EXERCISE AIM: Out of the entries that follow, copy each line containing "Orleans".

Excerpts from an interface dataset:
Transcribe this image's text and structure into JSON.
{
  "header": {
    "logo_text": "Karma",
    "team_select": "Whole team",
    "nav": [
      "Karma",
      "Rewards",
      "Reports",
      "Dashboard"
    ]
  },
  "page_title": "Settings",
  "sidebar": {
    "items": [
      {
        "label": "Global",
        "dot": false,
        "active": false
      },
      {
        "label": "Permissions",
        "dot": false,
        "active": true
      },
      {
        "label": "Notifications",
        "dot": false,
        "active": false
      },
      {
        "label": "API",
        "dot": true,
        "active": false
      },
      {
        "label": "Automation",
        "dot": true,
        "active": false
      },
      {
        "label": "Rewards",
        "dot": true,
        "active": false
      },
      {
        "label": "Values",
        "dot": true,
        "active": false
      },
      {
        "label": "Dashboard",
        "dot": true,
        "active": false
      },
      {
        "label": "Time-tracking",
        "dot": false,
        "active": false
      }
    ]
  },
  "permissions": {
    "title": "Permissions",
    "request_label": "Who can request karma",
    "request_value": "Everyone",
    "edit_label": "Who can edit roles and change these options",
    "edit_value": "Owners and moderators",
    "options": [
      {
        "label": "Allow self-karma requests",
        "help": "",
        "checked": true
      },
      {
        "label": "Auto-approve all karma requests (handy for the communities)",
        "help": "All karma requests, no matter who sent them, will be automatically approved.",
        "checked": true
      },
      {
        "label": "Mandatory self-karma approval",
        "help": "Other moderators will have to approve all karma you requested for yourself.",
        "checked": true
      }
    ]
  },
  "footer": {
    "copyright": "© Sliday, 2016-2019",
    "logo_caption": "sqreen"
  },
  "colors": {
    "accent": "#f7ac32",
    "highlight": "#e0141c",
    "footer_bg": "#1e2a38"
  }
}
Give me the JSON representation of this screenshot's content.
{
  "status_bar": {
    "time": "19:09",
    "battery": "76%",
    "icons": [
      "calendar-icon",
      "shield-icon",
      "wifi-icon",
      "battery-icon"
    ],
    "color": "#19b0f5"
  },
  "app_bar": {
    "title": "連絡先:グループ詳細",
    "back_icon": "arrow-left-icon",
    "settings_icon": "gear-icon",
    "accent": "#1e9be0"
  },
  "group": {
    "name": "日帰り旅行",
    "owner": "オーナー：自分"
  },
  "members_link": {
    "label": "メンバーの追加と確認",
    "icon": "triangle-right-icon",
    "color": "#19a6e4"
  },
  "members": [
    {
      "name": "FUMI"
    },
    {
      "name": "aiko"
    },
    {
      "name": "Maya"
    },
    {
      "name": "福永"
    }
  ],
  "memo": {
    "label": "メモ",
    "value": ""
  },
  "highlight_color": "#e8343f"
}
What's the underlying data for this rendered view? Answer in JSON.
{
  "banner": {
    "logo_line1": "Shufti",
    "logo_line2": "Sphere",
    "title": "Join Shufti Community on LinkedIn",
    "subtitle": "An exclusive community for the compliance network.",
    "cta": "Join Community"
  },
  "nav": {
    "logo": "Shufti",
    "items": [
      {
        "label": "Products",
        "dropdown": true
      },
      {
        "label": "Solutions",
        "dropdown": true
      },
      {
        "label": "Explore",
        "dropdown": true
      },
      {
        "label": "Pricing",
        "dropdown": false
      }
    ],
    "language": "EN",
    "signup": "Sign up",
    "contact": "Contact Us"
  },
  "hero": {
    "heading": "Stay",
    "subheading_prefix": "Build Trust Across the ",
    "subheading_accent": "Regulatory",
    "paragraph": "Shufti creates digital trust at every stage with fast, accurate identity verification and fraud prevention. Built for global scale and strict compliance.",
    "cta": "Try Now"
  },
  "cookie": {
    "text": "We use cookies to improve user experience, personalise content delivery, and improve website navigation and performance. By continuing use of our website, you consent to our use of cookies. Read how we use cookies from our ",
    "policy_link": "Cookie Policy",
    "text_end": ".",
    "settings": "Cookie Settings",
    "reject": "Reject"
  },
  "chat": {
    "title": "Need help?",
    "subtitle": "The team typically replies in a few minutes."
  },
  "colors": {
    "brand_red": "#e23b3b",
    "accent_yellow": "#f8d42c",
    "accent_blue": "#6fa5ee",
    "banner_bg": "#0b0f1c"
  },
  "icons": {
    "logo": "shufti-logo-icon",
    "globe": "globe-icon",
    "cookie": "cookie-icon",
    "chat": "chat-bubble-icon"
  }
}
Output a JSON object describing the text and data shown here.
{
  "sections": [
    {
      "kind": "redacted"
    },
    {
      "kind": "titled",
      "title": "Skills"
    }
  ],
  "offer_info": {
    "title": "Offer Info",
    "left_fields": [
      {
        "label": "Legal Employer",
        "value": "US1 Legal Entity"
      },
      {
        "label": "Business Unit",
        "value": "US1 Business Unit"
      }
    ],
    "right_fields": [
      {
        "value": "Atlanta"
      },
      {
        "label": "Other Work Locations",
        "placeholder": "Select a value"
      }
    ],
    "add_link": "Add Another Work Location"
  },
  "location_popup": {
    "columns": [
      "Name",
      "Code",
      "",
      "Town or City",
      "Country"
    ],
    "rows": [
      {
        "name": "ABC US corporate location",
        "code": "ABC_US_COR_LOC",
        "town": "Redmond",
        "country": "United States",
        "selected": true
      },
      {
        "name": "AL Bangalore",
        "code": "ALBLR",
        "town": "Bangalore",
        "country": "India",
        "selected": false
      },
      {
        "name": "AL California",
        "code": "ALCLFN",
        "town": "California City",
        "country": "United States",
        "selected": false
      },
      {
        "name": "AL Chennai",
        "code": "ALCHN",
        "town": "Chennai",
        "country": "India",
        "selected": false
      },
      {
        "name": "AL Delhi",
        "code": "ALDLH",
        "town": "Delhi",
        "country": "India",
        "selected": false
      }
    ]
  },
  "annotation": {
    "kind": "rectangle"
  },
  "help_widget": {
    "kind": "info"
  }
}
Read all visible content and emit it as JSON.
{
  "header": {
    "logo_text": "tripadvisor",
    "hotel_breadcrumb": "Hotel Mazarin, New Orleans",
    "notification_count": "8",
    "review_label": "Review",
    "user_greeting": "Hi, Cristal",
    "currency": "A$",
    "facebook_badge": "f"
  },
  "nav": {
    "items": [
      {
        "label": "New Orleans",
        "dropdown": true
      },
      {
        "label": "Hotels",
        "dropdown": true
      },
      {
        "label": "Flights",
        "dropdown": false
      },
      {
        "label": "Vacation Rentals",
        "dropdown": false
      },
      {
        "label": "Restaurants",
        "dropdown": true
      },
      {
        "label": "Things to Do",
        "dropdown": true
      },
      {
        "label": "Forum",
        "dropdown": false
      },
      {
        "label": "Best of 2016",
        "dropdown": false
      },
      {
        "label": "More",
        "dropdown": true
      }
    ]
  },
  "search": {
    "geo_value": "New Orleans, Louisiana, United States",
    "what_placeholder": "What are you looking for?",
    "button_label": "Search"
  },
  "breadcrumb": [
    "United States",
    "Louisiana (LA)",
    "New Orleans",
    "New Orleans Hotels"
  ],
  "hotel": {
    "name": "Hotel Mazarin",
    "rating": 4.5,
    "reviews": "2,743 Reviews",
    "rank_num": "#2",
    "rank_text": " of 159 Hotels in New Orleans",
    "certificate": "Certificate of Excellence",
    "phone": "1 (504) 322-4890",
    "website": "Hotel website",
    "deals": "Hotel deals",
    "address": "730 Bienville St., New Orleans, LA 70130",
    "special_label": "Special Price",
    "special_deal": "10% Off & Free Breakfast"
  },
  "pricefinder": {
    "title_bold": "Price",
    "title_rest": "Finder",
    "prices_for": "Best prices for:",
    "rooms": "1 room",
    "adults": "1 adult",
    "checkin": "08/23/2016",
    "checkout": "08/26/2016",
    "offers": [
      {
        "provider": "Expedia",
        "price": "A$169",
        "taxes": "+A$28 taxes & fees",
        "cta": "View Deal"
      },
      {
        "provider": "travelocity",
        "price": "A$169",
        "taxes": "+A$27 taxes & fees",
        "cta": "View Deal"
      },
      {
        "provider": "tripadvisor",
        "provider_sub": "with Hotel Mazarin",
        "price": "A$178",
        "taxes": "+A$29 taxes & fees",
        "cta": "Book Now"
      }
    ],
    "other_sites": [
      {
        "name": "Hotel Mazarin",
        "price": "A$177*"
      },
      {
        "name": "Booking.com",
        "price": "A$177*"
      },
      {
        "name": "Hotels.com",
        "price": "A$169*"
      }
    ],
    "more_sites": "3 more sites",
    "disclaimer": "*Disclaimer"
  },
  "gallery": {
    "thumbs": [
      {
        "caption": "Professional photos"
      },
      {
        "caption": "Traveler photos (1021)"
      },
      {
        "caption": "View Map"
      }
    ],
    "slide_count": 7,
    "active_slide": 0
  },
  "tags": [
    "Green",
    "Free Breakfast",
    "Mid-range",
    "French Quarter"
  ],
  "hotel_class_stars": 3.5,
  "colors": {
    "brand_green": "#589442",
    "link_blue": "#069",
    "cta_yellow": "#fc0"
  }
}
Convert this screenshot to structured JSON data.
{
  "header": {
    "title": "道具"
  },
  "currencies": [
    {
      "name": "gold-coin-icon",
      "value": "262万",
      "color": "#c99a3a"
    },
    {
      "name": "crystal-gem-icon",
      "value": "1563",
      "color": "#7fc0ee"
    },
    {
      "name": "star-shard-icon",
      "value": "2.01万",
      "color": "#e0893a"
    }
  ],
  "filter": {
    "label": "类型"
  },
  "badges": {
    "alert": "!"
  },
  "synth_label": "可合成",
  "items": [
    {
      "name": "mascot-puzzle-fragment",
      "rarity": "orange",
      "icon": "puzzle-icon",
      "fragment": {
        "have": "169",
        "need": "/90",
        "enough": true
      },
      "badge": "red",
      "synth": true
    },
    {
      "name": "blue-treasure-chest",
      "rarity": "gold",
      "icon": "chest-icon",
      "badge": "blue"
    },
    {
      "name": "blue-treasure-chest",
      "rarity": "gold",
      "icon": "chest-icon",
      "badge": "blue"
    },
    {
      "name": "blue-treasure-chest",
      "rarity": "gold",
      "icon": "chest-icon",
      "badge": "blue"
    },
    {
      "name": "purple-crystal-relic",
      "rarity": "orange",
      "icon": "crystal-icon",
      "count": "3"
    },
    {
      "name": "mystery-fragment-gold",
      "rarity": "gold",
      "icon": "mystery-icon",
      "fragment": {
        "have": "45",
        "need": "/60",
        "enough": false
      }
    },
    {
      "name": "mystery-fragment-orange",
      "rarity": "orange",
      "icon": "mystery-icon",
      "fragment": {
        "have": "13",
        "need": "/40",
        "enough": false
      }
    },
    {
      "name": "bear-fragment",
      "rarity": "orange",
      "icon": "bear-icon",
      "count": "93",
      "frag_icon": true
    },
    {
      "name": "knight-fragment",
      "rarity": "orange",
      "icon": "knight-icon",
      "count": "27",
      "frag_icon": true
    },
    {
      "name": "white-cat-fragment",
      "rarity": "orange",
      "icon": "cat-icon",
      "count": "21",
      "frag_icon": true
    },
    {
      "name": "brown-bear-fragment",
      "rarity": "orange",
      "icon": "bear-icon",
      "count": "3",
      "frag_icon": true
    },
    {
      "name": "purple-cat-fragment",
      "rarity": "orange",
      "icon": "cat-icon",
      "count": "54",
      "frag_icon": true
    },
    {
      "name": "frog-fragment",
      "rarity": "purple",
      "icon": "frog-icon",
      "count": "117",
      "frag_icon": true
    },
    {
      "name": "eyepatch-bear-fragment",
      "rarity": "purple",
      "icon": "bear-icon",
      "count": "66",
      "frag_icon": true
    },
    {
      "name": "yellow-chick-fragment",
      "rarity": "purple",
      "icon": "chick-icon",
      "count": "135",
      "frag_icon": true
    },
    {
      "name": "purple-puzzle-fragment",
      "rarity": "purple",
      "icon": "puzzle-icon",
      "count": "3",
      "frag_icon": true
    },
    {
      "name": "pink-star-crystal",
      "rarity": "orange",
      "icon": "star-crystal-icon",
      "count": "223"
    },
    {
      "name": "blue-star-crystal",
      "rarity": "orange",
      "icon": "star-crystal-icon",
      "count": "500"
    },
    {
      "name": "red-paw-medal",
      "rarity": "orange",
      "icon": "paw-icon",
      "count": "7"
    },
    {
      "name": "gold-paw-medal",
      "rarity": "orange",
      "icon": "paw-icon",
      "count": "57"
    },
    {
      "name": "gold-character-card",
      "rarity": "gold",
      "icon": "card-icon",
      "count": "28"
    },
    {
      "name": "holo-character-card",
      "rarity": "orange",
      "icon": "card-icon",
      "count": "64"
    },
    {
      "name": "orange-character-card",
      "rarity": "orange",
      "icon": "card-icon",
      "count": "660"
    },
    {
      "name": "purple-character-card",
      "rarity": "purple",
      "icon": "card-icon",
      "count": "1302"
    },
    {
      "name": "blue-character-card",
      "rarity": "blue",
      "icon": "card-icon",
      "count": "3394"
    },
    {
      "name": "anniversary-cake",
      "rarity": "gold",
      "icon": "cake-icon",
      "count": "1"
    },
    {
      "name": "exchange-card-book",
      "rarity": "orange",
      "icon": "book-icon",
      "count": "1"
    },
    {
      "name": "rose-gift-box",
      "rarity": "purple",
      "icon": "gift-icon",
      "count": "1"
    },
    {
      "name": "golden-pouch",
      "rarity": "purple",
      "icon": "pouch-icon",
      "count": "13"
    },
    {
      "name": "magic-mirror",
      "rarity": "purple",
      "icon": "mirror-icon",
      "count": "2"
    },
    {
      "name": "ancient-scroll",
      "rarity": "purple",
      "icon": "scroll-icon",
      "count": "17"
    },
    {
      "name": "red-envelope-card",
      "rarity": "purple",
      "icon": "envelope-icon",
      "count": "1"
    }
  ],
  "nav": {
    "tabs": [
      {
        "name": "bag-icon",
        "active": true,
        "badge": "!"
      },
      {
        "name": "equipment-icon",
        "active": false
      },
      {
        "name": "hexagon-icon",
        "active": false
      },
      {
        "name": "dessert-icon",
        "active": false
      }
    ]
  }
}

WORKED SOLUTION:
    "hotel_breadcrumb": "Hotel Mazarin, New Orleans",
        "label": "New Orleans",
    "geo_value": "New Orleans, Louisiana, United States",
    "New Orleans",
    "New Orleans Hotels"
    "rank_text": " of 159 Hotels in New Orleans",
    "address": "730 Bienville St., New Orleans, LA 70130",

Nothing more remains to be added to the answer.